Where does the string "header" appear? Copy every line of the entries below that holds it.

[Entries taken from a collection]
= Beginning of Section =

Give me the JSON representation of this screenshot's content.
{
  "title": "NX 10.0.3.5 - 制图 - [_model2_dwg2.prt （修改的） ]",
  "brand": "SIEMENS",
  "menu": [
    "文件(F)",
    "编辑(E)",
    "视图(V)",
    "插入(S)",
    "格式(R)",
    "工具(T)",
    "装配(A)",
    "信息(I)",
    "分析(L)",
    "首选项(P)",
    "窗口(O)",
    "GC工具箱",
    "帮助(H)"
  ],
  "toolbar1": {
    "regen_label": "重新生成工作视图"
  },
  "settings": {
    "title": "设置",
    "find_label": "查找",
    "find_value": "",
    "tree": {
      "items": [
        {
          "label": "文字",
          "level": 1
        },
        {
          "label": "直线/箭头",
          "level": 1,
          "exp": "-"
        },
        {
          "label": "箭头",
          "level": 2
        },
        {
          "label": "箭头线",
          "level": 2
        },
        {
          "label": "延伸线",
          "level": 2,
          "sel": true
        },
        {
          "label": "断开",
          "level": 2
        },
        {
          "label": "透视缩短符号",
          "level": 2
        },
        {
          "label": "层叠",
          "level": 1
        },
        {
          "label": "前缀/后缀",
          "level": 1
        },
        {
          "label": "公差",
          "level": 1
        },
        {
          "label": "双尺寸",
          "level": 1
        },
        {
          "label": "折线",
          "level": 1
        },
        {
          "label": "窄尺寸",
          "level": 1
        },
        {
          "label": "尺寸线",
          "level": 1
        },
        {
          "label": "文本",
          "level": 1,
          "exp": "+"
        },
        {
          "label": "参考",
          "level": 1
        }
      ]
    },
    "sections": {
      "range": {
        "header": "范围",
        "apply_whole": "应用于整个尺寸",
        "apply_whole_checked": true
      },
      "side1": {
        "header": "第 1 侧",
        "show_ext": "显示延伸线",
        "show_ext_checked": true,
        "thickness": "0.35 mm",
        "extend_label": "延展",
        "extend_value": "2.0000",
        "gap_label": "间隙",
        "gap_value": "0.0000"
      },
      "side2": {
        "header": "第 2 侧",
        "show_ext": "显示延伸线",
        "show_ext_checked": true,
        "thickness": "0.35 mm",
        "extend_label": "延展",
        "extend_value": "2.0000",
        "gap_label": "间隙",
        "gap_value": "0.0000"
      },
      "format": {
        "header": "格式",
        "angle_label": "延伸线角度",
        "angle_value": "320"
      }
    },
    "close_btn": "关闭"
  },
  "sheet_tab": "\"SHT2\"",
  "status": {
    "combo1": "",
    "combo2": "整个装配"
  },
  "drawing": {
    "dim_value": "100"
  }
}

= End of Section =

Your solution -
        "header": "范围",
        "header": "第 1 侧",
        "header": "第 2 侧",
        "header": "格式",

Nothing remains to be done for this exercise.